In addition to the clips, the project window also displays transitions between clips, titles (blue), a sound effect (green), and some small icons on the clips themselves, all of which I’ll discuss in part two of this review.
A couple of points on selecting clips:
- By default, clicking a clip in the browser automatically selects four seconds starting at the point of the click. This nearly drove me mad! Not only do I want more than four seconds most of the time, but an errant click would select something new, which was frustrating. You can change this default behavior however. The second picture above shows the preferences dialog, where you set the action for a click. Notice I changed mine to just deselect all. I would actually prefer to set a click to do nothing, but deselecting was the least disrupting choice available.
- To select the “in” and “out” points of a clip, I use a fine granularity of the browser in combination with skimming and the viewer. However, while I try to be accurate, I do not concern myself with being exact at this time. The reason for this is that you can trim a clip more precisely when it’s in a project. Once I have a clip selected in the browser I move it into the project, then click anywhere in the browser to deselect it and then select another clip, continuing until I have all my clips in the project.
Editing (Trimming) Clips.

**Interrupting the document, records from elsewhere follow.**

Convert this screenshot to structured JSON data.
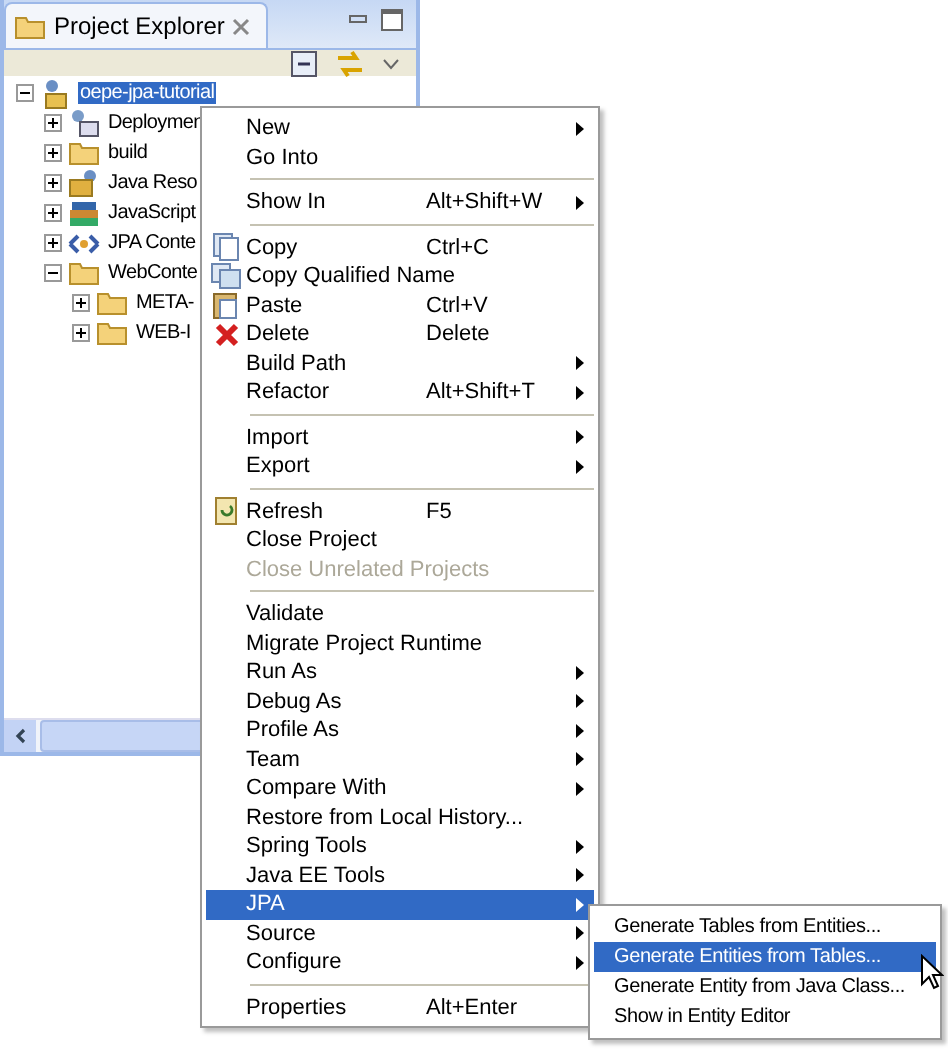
{
  "panel": {
    "title": "Project Explorer"
  },
  "tree": [
    {
      "label": "oepe-jpa-tutorial",
      "selected": true,
      "expanded": true,
      "children": [
        {
          "label": "Deploymen",
          "expanded": false
        },
        {
          "label": "build",
          "expanded": false
        },
        {
          "label": "Java Reso",
          "expanded": false
        },
        {
          "label": "JavaScript",
          "expanded": false
        },
        {
          "label": "JPA Conte",
          "expanded": false
        },
        {
          "label": "WebConte",
          "expanded": true,
          "children": [
            {
              "label": "META-",
              "expanded": false
            },
            {
              "label": "WEB-I",
              "expanded": false
            }
          ]
        }
      ]
    }
  ],
  "menu": [
    {
      "kind": "item",
      "label": "New",
      "submenu": true,
      "disabled": false,
      "selected": false
    },
    {
      "kind": "item",
      "label": "Go Into",
      "submenu": false,
      "disabled": false,
      "selected": false
    },
    {
      "kind": "separator"
    },
    {
      "kind": "item",
      "label": "Show In",
      "shortcut": "Alt+Shift+W",
      "submenu": true,
      "disabled": false,
      "selected": false
    },
    {
      "kind": "separator"
    },
    {
      "kind": "item",
      "label": "Copy",
      "shortcut": "Ctrl+C",
      "submenu": false,
      "disabled": false,
      "selected": false
    },
    {
      "kind": "item",
      "label": "Copy Qualified Name",
      "submenu": false,
      "disabled": false,
      "selected": false
    },
    {
      "kind": "item",
      "label": "Paste",
      "shortcut": "Ctrl+V",
      "submenu": false,
      "disabled": false,
      "selected": false
    },
    {
      "kind": "item",
      "label": "Delete",
      "shortcut": "Delete",
      "submenu": false,
      "disabled": false,
      "selected": false
    },
    {
      "kind": "item",
      "label": "Build Path",
      "submenu": true,
      "disabled": false,
      "selected": false
    },
    {
      "kind": "item",
      "label": "Refactor",
      "shortcut": "Alt+Shift+T",
      "submenu": true,
      "disabled": false,
      "selected": false
    },
    {
      "kind": "separator"
    },
    {
      "kind": "item",
      "label": "Import",
      "submenu": true,
      "disabled": false,
      "selected": false
    },
    {
      "kind": "item",
      "label": "Export",
      "submenu": true,
      "disabled": false,
      "selected": false
    },
    {
      "kind": "separator"
    },
    {
      "kind": "item",
      "label": "Refresh",
      "shortcut": "F5",
      "submenu": false,
      "disabled": false,
      "selected": false
    },
    {
      "kind": "item",
      "label": "Close Project",
      "submenu": false,
      "disabled": false,
      "selected": false
    },
    {
      "kind": "item",
      "label": "Close Unrelated Projects",
      "submenu": false,
      "disabled": true,
      "selected": false
    },
    {
      "kind": "separator"
    },
    {
      "kind": "item",
      "label": "Validate",
      "submenu": false,
      "disabled": false,
      "selected": false
    },
    {
      "kind": "item",
      "label": "Migrate Project Runtime",
      "submenu": false,
      "disabled": false,
      "selected": false
    },
    {
      "kind": "item",
      "label": "Run As",
      "submenu": true,
      "disabled": false,
      "selected": false
    },
    {
      "kind": "item",
      "label": "Debug As",
      "submenu": true,
      "disabled": false,
      "selected": false
    },
    {
      "kind": "item",
      "label": "Profile As",
      "submenu": true,
      "disabled": false,
      "selected": false
    },
    {
      "kind": "item",
      "label": "Team",
      "submenu": true,
      "disabled": false,
      "selected": false
    },
    {
      "kind": "item",
      "label": "Compare With",
      "submenu": true,
      "disabled": false,
      "selected": false
    },
    {
      "kind": "item",
      "label": "Restore from Local History...",
      "submenu": false,
      "disabled": false,
      "selected": false
    },
    {
      "kind": "item",
      "label": "Spring Tools",
      "submenu": true,
      "disabled": false,
      "selected": false
    },
    {
      "kind": "item",
      "label": "Java EE Tools",
      "submenu": true,
      "disabled": false,
      "selected": false
    },
    {
      "kind": "item",
      "label": "JPA",
      "submenu": true,
      "disabled": false,
      "selected": true
    },
    {
      "kind": "item",
      "label": "Source",
      "submenu": true,
      "disabled": false,
      "selected": false
    },
    {
      "kind": "item",
      "label": "Configure",
      "submenu": true,
      "disabled": false,
      "selected": false
    },
    {
      "kind": "separator"
    },
    {
      "kind": "item",
      "label": "Properties",
      "shortcut": "Alt+Enter",
      "submenu": false,
      "disabled": false,
      "selected": false
    }
  ],
  "submenu": [
    {
      "label": "Generate Tables from Entities...",
      "selected": false
    },
    {
      "label": "Generate Entities from Tables...",
      "selected": true
    },
    {
      "label": "Generate Entity from Java Class...",
      "selected": false
    },
    {
      "label": "Show in Entity Editor",
      "selected": false
    }
  ]
}
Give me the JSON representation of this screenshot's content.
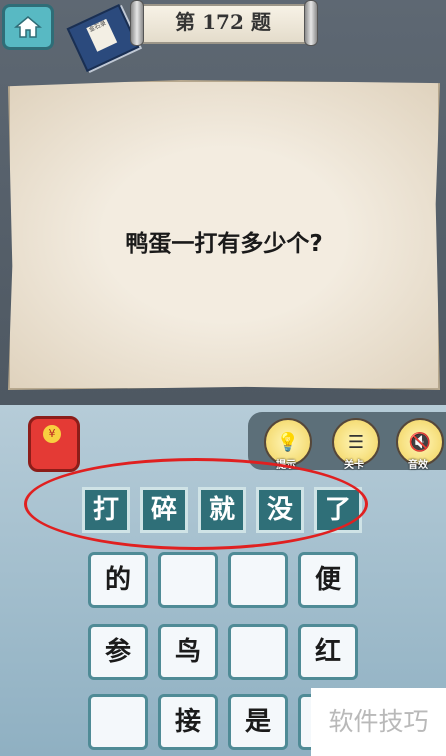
{
  "header": {
    "level_title": "第 172 题",
    "home_icon": "home-icon",
    "book_text": "金石录"
  },
  "question": {
    "text": "鸭蛋一打有多少个?"
  },
  "red_packet": {
    "icon": "yen-icon",
    "symbol": "¥"
  },
  "tools": [
    {
      "label": "提示",
      "icon": "lightbulb-icon"
    },
    {
      "label": "关卡",
      "icon": "scroll-icon"
    },
    {
      "label": "音效",
      "icon": "sound-icon"
    }
  ],
  "answer": [
    "打",
    "碎",
    "就",
    "没",
    "了"
  ],
  "choices": [
    [
      "的",
      "",
      "",
      "便"
    ],
    [
      "参",
      "鸟",
      "",
      "红"
    ],
    [
      "",
      "接",
      "是",
      ""
    ]
  ],
  "watermark": "软件技巧",
  "colors": {
    "answer_tile": "#2f6f78",
    "highlight": "#e02020"
  }
}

Once a clip is in a project, you can trim it in a manner easier and more precise than in the browser. In order to do this, however, you need another trip to the preferences dialog. Refer again to the picture of preferences, there’s an item at the bottom (“Show advanced tools”) you should turn on. The advanced tools allow you to use the keywords mentioned earlier, and also put Extend buttons at the ends of each clip in a project. Clicking an Extend button moves the start point earlier (or the end point later) by the amount of time set in the “Extend buttons add” section of preferences. By default the extend buttons add 1 second, but I prefer even finer control so I set mine to a half-second.
When you mouse over a clip in a project, you’ll see the clip’s length, Extend buttons, and a clock icon (used to edit the entire clip).
Since I get my clips close to the right size before sending them to a project, I usually only need a short amount of correction, so using the Extend buttons is quick and convenient. It’s easier than trying to drag the clip for a half-second length, which is your other option. Clicking the clock icon opens the entire clip in the project without the distraction of other clips. The selected portion is in yellow, and you can drag the ends where you want to modify the selection. Once you have a new selection, select “Trim to selection” from the Edit menu and then click Done. The clock icon is great when you want to heavily modify a clip because it saves you the trouble of having to delete it from the project, re-select new start/end points in the browser, and then add it back to the project.
I found that by selecting clips somewhat “roughly” (though still being close) in the browser, and fine-tuning them in the project, where I can use the extend buttons or clock, I was able to work quickly. My speed had increased a lot by the end of the project.
If you decide you don’t like the order of the clips in a project, simply select and drag them to new locations.
Reviewing Your Work.
You can skim though a project to see your work, or just double-click anywhere on a clip to start playing in real-time from that point. You can also select a clip and double-click the yellow bar at the beginning to play just that clip. Or you can click the Play buttons to play from the beginning of the project (the play button on a dark background plays full screen, the other plays in the viewer). All of these actions work in the browser as well.
Now that all your clips are selected, in a project, trimmed to the desired length, and in the correct order, it’s time to add polish to your movie.
In the final installment I’ll cover the items you’ll use to polish your movie. As a hint, most of them are at the far right of the toolbar.